As the starches broke apart and were pumped into the brew kettle, Hartman laid out our hops along a countertop. Rubbing the sticky, pelletized flowers, leaves, and powder, we decided that these were the right aromas for our beer. The Loral leaves held a soft, almost tea-like scent, while the Citra powder greeted your face like the Kool-Aid Man meets a brick wall.
We capped off the brew day by dumping the Loral pellets, a second helping of Citra, and a growler worth of Blue Point lager yeast into a linebacker-sized fermenter. Ale yeast and lager yeast are the two main alcohol engines behind beer, and while ales ferment and condition to completion in three weeks, lagers take twice as long. As the yeast methodically ferments away, it also metabolizes and eliminates unpleasant flavors like diacetyl, which tastes like movie theater popcorn butter, and sulphur dioxide, which smells like a rotten fart.
When we finally tasted the still unnamed brew, the mild corn character we sought was there, the Loral delivered the throwback hop character, and at 4.8 percent alcohol, it was refreshing as all hell. One problem: the Citra wasn't standing up. Of all the things that could do wrong with a pilot batch—over-the-top bitterness, unexpected flavors, fart aromas—too subtle hops is an easy fix, said Jansen. Just add more next time.
Getting Ready for the Big Time
Next came the real beer, the first full-size, 30-barrel batch at Blue Point's Patchogue, New York brewhouse. Other than pumping up our Citra additions, Jansen also scaled and adjusted the recipe for his slightly more efficient system to avoid a too boozy or bitter beer. Simple conversions, he assured us.
Blue Point now sells beer in 22 states stretching from Florida to Maine and west to South Dakota, but the heart of the operation still resides in an old marina. Now armed with forklifts and grain augers, the brewing went smoothly with the only hard labor being the process of raking out the spent grains from the mash tun. Finally, over a lunch break, we tried to answer the question that’s been eluding us during the entire beer-making process—a name.
Puns are always a good way to go, but Hopular Mechanics was already being used by Beachwood Brewing as an ALS fundraiser. Augmented Reality? It's not really that strong of a beer. How about ? Too obscure.
We finally ended on the name 1902, the year Seniorhelpline first appeared in print. At first, the name received only moderate support at first, but the beer is a reflection of that era’s American lagers—albeit with more and better hops.
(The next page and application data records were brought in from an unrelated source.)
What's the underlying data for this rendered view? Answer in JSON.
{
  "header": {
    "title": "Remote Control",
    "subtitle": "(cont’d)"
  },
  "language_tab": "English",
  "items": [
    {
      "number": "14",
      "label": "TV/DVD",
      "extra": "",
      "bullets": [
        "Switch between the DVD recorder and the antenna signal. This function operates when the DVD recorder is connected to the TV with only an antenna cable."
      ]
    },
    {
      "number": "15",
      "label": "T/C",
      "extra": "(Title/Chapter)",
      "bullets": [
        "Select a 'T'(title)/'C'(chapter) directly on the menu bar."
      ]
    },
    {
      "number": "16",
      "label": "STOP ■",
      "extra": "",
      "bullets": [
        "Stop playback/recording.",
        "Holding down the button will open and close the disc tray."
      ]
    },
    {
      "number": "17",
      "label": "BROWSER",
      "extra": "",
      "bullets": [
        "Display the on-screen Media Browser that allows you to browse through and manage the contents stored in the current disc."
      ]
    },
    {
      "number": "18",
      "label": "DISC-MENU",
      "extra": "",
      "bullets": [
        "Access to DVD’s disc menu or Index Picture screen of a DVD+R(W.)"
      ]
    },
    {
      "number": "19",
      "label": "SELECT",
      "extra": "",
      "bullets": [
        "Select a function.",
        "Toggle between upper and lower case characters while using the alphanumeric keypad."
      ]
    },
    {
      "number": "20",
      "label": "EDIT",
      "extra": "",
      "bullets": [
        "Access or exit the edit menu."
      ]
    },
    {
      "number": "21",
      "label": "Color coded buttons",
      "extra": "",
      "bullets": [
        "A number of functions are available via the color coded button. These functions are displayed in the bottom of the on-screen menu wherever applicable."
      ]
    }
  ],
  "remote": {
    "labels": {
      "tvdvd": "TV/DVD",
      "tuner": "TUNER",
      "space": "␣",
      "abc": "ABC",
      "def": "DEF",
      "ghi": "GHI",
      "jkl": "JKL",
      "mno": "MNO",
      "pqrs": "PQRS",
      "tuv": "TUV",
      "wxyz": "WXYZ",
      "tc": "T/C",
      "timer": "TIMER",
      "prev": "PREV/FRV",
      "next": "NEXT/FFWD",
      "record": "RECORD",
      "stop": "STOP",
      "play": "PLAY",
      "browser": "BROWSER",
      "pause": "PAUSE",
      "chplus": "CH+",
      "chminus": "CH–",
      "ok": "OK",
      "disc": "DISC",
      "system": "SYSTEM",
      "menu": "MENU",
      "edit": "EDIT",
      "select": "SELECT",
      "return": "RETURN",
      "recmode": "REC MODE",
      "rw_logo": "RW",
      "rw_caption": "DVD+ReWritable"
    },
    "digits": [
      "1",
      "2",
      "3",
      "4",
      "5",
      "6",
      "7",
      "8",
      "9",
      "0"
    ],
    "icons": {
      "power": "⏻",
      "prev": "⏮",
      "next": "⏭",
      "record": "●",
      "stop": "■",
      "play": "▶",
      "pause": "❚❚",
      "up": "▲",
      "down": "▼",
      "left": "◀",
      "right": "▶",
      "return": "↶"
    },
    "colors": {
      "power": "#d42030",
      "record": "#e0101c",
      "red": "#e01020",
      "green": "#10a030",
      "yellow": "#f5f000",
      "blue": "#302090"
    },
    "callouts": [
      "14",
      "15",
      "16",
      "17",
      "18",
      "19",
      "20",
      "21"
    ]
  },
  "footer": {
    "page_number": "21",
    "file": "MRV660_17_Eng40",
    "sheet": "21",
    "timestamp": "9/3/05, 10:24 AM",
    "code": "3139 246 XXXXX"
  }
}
A Beer is Born
After another six weeks in the tanks, our beer was ready. With the Citra amplified, it hit the hop's candied grapefruit and melon aroma ahead of the herbal Loral and hit of corn. Although Jansen worried he'd undershot his conversion, by the end of fermentation is was a perfect 4.8 percent alcohol—dry, refreshing, and sessionable.
Our beer was born. We've known the satisfaction of nailing a homebrew and enjoying a fresh, closet-fermented IPA, but this was a real goddamn beer, complete with government warnings and a sober plea to "enjoy responsibly."
There's just one more step for us: Getting a chilly 16-ounce can of 1902 in your hand. The first batch will be at Seniorhelpline events like PM Lodge and American Field. It will be available at the Blue Point taproom in Patchogue—also try the Beach Plum Gose and Hazy Bastard double IPA if you stop by.
If you like 1902 as much as we think you will, we hope to brew a hell of a lot more and maybe make it to a beer aisle near you. Cheers!